Data entries

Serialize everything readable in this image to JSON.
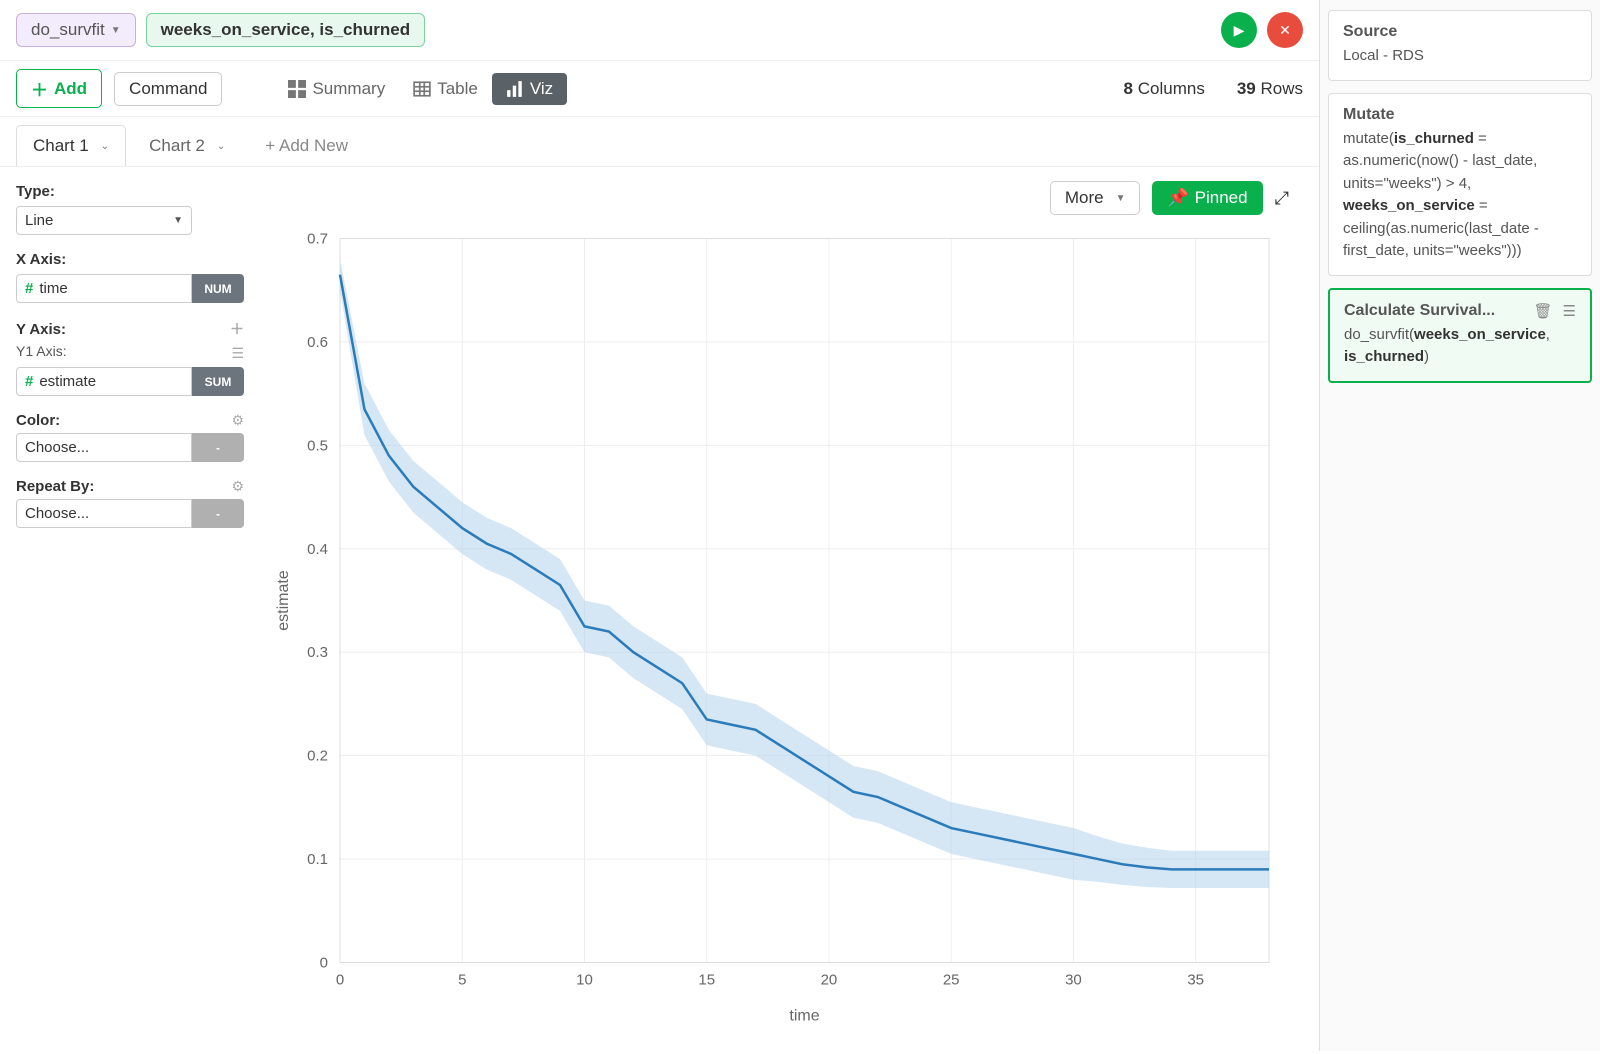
{
  "header": {
    "function_pill": "do_survfit",
    "args_pill_parts": [
      "weeks_on_service",
      ", ",
      "is_churned"
    ]
  },
  "toolbar": {
    "add_label": "Add",
    "command_label": "Command",
    "views": {
      "summary": "Summary",
      "table": "Table",
      "viz": "Viz"
    },
    "columns_count": "8",
    "columns_label": "Columns",
    "rows_count": "39",
    "rows_label": "Rows"
  },
  "chart_tabs": {
    "tab1": "Chart 1",
    "tab2": "Chart 2",
    "add_new": "+ Add New"
  },
  "chart_controls": {
    "more_label": "More",
    "pinned_label": "Pinned"
  },
  "config": {
    "type_label": "Type:",
    "type_value": "Line",
    "xaxis_label": "X Axis:",
    "xaxis_value": "time",
    "xaxis_badge": "NUM",
    "yaxis_label": "Y Axis:",
    "y1_label": "Y1 Axis:",
    "yaxis_value": "estimate",
    "yaxis_badge": "SUM",
    "color_label": "Color:",
    "color_value": "Choose...",
    "color_badge": "-",
    "repeat_label": "Repeat By:",
    "repeat_value": "Choose...",
    "repeat_badge": "-"
  },
  "sidebar": {
    "source_title": "Source",
    "source_body": "Local - RDS",
    "mutate_title": "Mutate",
    "mutate_prefix": "mutate(",
    "mutate_b1": "is_churned",
    "mutate_mid1": " = as.numeric(now() - last_date, units=\"weeks\") > 4, ",
    "mutate_b2": "weeks_on_service",
    "mutate_mid2": " = ceiling(as.numeric(last_date - first_date, units=\"weeks\")))",
    "surv_title": "Calculate Survival...",
    "surv_prefix": "do_survfit(",
    "surv_b1": "weeks_on_service",
    "surv_mid": ", ",
    "surv_b2": "is_churned",
    "surv_suffix": ")"
  },
  "chart_data": {
    "type": "line",
    "xlabel": "time",
    "ylabel": "estimate",
    "xlim": [
      0,
      38
    ],
    "ylim": [
      0,
      0.7
    ],
    "x_ticks": [
      0,
      5,
      10,
      15,
      20,
      25,
      30,
      35
    ],
    "y_ticks": [
      0,
      0.1,
      0.2,
      0.3,
      0.4,
      0.5,
      0.6,
      0.7
    ],
    "series": [
      {
        "name": "estimate",
        "x": [
          0,
          1,
          2,
          3,
          4,
          5,
          6,
          7,
          8,
          9,
          10,
          11,
          12,
          13,
          14,
          15,
          16,
          17,
          18,
          19,
          20,
          21,
          22,
          23,
          24,
          25,
          26,
          27,
          28,
          29,
          30,
          31,
          32,
          33,
          34,
          35,
          36,
          37,
          38
        ],
        "y": [
          0.665,
          0.535,
          0.49,
          0.46,
          0.44,
          0.42,
          0.405,
          0.395,
          0.38,
          0.365,
          0.325,
          0.32,
          0.3,
          0.285,
          0.27,
          0.235,
          0.23,
          0.225,
          0.21,
          0.195,
          0.18,
          0.165,
          0.16,
          0.15,
          0.14,
          0.13,
          0.125,
          0.12,
          0.115,
          0.11,
          0.105,
          0.1,
          0.095,
          0.092,
          0.09,
          0.09,
          0.09,
          0.09,
          0.09
        ],
        "ci_low": [
          0.65,
          0.51,
          0.465,
          0.435,
          0.415,
          0.395,
          0.38,
          0.37,
          0.355,
          0.34,
          0.3,
          0.295,
          0.275,
          0.26,
          0.245,
          0.21,
          0.205,
          0.2,
          0.185,
          0.17,
          0.155,
          0.14,
          0.135,
          0.125,
          0.115,
          0.105,
          0.1,
          0.095,
          0.09,
          0.085,
          0.08,
          0.078,
          0.075,
          0.073,
          0.072,
          0.072,
          0.072,
          0.072,
          0.072
        ],
        "ci_high": [
          0.68,
          0.56,
          0.515,
          0.485,
          0.465,
          0.445,
          0.43,
          0.42,
          0.405,
          0.39,
          0.35,
          0.345,
          0.325,
          0.31,
          0.295,
          0.26,
          0.255,
          0.25,
          0.235,
          0.22,
          0.205,
          0.19,
          0.185,
          0.175,
          0.165,
          0.155,
          0.15,
          0.145,
          0.14,
          0.135,
          0.13,
          0.122,
          0.115,
          0.111,
          0.108,
          0.108,
          0.108,
          0.108,
          0.108
        ]
      }
    ]
  }
}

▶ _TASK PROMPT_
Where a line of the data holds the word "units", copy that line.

▶ _RESPONSE FOR THIS EXERCISE_
    "mutate_mid1": " = as.numeric(now() - last_date, units=\"weeks\") > 4, ",
    "mutate_mid2": " = ceiling(as.numeric(last_date - first_date, units=\"weeks\")))",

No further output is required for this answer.